45 Pages Posted: 11 May 2017 Last revised: 29 Jun 2017
Date Written: May 4, 2017
Job applicants with criminal records are much less likely than others to obtain legitimate employment. Recent efforts to address this problem include both efforts to persuade employers voluntarily to hire ex-offenders and legislation, including Ban the Box laws. The success of any remedial strategy depends on whether employer concerns are founded on an accurate view of how ex-offenders behave on the job if hired. Little empirical evidence now exists to answer this question. This paper attempts to fill this gap by examining firm-level hiring practices and worker-level performance outcomes. Our data indicate that individuals with criminal records have a much longer tenure and are less likely to quit their jobs voluntarily than other workers. Some results, however, differ by job: customer service employees with a criminal record are no more likely than others to leave for reasons of misconduct, but sales people are. We find some evidence that psychometric testing might provide a substitute for the use of criminal records, but that it would not in our own sample. This complex pattern suggests the need for expanding the public policy menu beyond Ban the Box to include incentives to encourage employers to look more closely at their workforces to identify where the true risk groups are.

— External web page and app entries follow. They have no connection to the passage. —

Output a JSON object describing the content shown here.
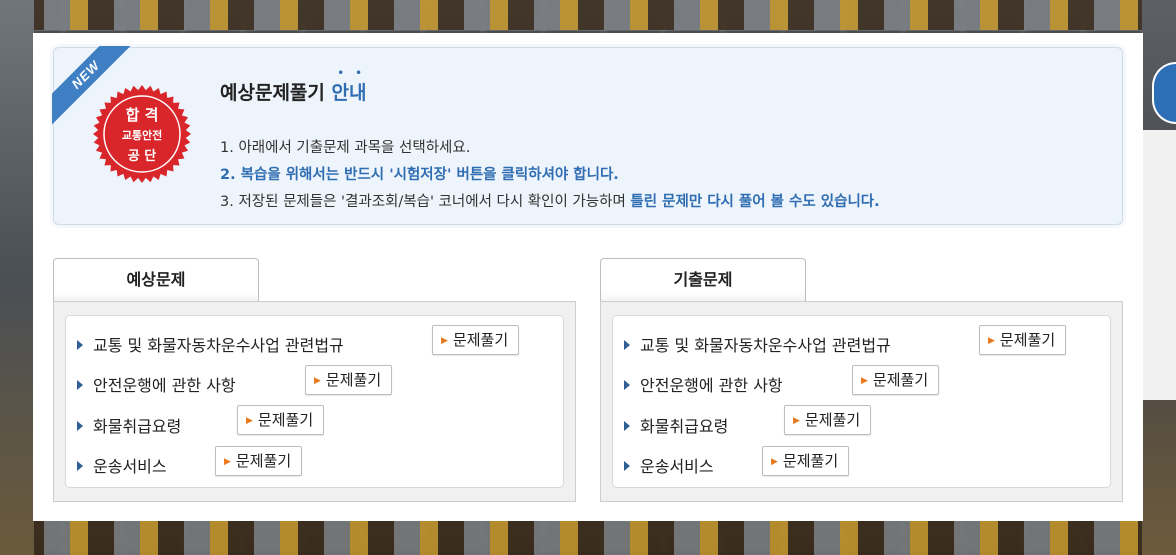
{
  "info": {
    "badge_new": "NEW",
    "seal_line1": "합 격",
    "seal_line2": "교통안전",
    "seal_line3": "공 단",
    "title_main": "예상문제풀기 ",
    "title_accent": "안내",
    "line1": "1. 아래에서 기출문제 과목을 선택하세요.",
    "line2": "2. 복습을 위해서는 반드시 '시험저장' 버튼을 클릭하셔야 합니다.",
    "line3_plain": "3. 저장된 문제들은 '결과조회/복습' 코너에서 다시 확인이 가능하며 ",
    "line3_bold": "틀린 문제만 다시 풀어 볼 수도 있습니다."
  },
  "left": {
    "tab_label": "예상문제",
    "items": [
      {
        "label": "교통 및 화물자동차운수사업 관련법규",
        "button": "문제풀기"
      },
      {
        "label": "안전운행에 관한 사항",
        "button": "문제풀기"
      },
      {
        "label": "화물취급요령",
        "button": "문제풀기"
      },
      {
        "label": "운송서비스",
        "button": "문제풀기"
      }
    ]
  },
  "right": {
    "tab_label": "기출문제",
    "items": [
      {
        "label": "교통 및 화물자동차운수사업 관련법규",
        "button": "문제풀기"
      },
      {
        "label": "안전운행에 관한 사항",
        "button": "문제풀기"
      },
      {
        "label": "화물취급요령",
        "button": "문제풀기"
      },
      {
        "label": "운송서비스",
        "button": "문제풀기"
      }
    ]
  },
  "colors": {
    "accent": "#2f6db3",
    "seal_red": "#d8262b",
    "arrow_orange": "#e8791d",
    "ribbon_blue": "#3f7fc4"
  }
}
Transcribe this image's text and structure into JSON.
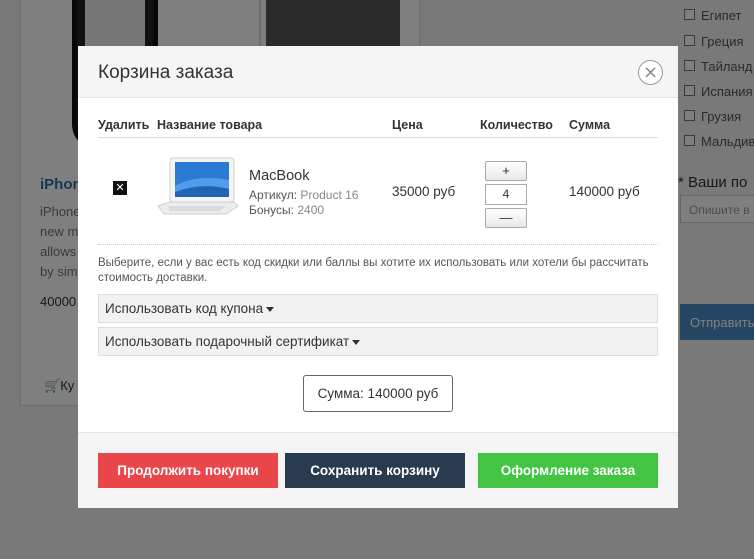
{
  "background": {
    "product_title": "iPhon",
    "desc_lines": [
      "iPhone",
      "new m",
      "allows",
      "by sim"
    ],
    "price": "40000",
    "cart_btn": "Ку",
    "countries": [
      "Египет",
      "Греция",
      "Тайланд",
      "Испания",
      "Грузия",
      "Мальдив"
    ],
    "wishes_label": "* Ваши по",
    "wishes_hint": "Опишите в",
    "send_btn": "Отправить"
  },
  "modal": {
    "title": "Корзина заказа",
    "close_icon": "⨯",
    "columns": {
      "delete": "Удалить",
      "name": "Название товара",
      "price": "Цена",
      "quantity": "Количество",
      "sum": "Сумма"
    },
    "item": {
      "delete_glyph": "✕",
      "name": "MacBook",
      "sku_label": "Артикул:",
      "sku_value": "Product 16",
      "bonus_label": "Бонусы:",
      "bonus_value": "2400",
      "price": "35000 руб",
      "quantity": "4",
      "plus": "+",
      "minus": "—",
      "sum": "140000 руб"
    },
    "note": "Выберите, если у вас есть код скидки или баллы вы хотите их использовать или хотели бы рассчитать стоимость доставки.",
    "coupon_label": "Использовать код купона",
    "certificate_label": "Использовать подарочный сертификат",
    "total": "Сумма: 140000 руб",
    "buttons": {
      "continue": "Продолжить покупки",
      "save": "Сохранить корзину",
      "checkout": "Оформление заказа"
    },
    "colors": {
      "continue": "#e8464b",
      "save": "#2a3a4f",
      "checkout": "#43c443"
    }
  }
}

Keywords: criminal records, discrimination, Ban the Box, personnel economics, job performance
JEL Classification: K14, J24, J78
Suggested Citation: Suggested Citation
Minor, Dylan and Persico, Nicola and Weiss, Deborah M., Criminal Background and Job Performance (May 4, 2017). Available at SSRN: https://ssrn.com/abstract=2851951